-- Assignment --
Copy all the lines below without altering anything.

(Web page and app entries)

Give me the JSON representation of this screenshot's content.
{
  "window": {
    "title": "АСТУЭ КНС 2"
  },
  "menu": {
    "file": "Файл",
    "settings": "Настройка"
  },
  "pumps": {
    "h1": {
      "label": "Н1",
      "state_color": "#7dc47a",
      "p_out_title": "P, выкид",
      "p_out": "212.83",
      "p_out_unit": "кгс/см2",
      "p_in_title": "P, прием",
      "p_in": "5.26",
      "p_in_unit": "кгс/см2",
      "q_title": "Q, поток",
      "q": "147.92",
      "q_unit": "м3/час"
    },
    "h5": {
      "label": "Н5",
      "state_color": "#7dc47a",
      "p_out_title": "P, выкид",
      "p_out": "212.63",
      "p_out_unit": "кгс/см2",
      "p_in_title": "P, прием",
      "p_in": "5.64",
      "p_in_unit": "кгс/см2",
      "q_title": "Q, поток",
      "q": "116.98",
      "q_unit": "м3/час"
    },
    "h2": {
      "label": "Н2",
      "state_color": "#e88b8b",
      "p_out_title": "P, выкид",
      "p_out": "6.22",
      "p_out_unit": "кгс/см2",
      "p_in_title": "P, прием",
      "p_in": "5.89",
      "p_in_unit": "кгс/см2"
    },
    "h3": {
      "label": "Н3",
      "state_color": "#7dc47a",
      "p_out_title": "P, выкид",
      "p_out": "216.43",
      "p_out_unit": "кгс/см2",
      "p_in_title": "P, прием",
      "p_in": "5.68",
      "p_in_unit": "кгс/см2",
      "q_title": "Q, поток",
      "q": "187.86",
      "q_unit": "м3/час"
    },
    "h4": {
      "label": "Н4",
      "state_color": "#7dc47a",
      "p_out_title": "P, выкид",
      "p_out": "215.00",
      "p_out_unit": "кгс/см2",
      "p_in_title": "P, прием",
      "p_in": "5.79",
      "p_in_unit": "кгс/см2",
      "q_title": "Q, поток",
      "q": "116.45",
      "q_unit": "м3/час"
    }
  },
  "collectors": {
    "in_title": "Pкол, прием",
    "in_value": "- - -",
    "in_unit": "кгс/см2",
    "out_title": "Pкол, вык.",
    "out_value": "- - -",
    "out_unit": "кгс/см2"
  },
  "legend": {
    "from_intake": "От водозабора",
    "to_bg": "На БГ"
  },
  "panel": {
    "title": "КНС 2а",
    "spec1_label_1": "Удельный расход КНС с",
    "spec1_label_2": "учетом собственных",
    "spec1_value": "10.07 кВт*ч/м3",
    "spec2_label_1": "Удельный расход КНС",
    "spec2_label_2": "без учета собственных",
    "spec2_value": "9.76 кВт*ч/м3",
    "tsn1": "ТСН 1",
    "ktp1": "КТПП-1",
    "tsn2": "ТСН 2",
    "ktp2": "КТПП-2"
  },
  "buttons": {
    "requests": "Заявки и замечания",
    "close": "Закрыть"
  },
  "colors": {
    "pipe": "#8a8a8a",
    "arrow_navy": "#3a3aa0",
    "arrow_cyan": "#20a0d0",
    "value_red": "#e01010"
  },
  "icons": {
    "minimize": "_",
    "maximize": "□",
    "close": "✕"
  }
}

-- Reply --
Give me the JSON representation of this screenshot's content.
{
  "window": {
    "title": "АСТУЭ КНС 2"
  },
  "menu": {
    "file": "Файл",
    "settings": "Настройка"
  },
  "pumps": {
    "h1": {
      "label": "Н1",
      "state_color": "#7dc47a",
      "p_out_title": "P, выкид",
      "p_out": "212.83",
      "p_out_unit": "кгс/см2",
      "p_in_title": "P, прием",
      "p_in": "5.26",
      "p_in_unit": "кгс/см2",
      "q_title": "Q, поток",
      "q": "147.92",
      "q_unit": "м3/час"
    },
    "h5": {
      "label": "Н5",
      "state_color": "#7dc47a",
      "p_out_title": "P, выкид",
      "p_out": "212.63",
      "p_out_unit": "кгс/см2",
      "p_in_title": "P, прием",
      "p_in": "5.64",
      "p_in_unit": "кгс/см2",
      "q_title": "Q, поток",
      "q": "116.98",
      "q_unit": "м3/час"
    },
    "h2": {
      "label": "Н2",
      "state_color": "#e88b8b",
      "p_out_title": "P, выкид",
      "p_out": "6.22",
      "p_out_unit": "кгс/см2",
      "p_in_title": "P, прием",
      "p_in": "5.89",
      "p_in_unit": "кгс/см2"
    },
    "h3": {
      "label": "Н3",
      "state_color": "#7dc47a",
      "p_out_title": "P, выкид",
      "p_out": "216.43",
      "p_out_unit": "кгс/см2",
      "p_in_title": "P, прием",
      "p_in": "5.68",
      "p_in_unit": "кгс/см2",
      "q_title": "Q, поток",
      "q": "187.86",
      "q_unit": "м3/час"
    },
    "h4": {
      "label": "Н4",
      "state_color": "#7dc47a",
      "p_out_title": "P, выкид",
      "p_out": "215.00",
      "p_out_unit": "кгс/см2",
      "p_in_title": "P, прием",
      "p_in": "5.79",
      "p_in_unit": "кгс/см2",
      "q_title": "Q, поток",
      "q": "116.45",
      "q_unit": "м3/час"
    }
  },
  "collectors": {
    "in_title": "Pкол, прием",
    "in_value": "- - -",
    "in_unit": "кгс/см2",
    "out_title": "Pкол, вык.",
    "out_value": "- - -",
    "out_unit": "кгс/см2"
  },
  "legend": {
    "from_intake": "От водозабора",
    "to_bg": "На БГ"
  },
  "panel": {
    "title": "КНС 2а",
    "spec1_label_1": "Удельный расход КНС с",
    "spec1_label_2": "учетом собственных",
    "spec1_value": "10.07 кВт*ч/м3",
    "spec2_label_1": "Удельный расход КНС",
    "spec2_label_2": "без учета собственных",
    "spec2_value": "9.76 кВт*ч/м3",
    "tsn1": "ТСН 1",
    "ktp1": "КТПП-1",
    "tsn2": "ТСН 2",
    "ktp2": "КТПП-2"
  },
  "buttons": {
    "requests": "Заявки и замечания",
    "close": "Закрыть"
  },
  "colors": {
    "pipe": "#8a8a8a",
    "arrow_navy": "#3a3aa0",
    "arrow_cyan": "#20a0d0",
    "value_red": "#e01010"
  },
  "icons": {
    "minimize": "_",
    "maximize": "□",
    "close": "✕"
  }
}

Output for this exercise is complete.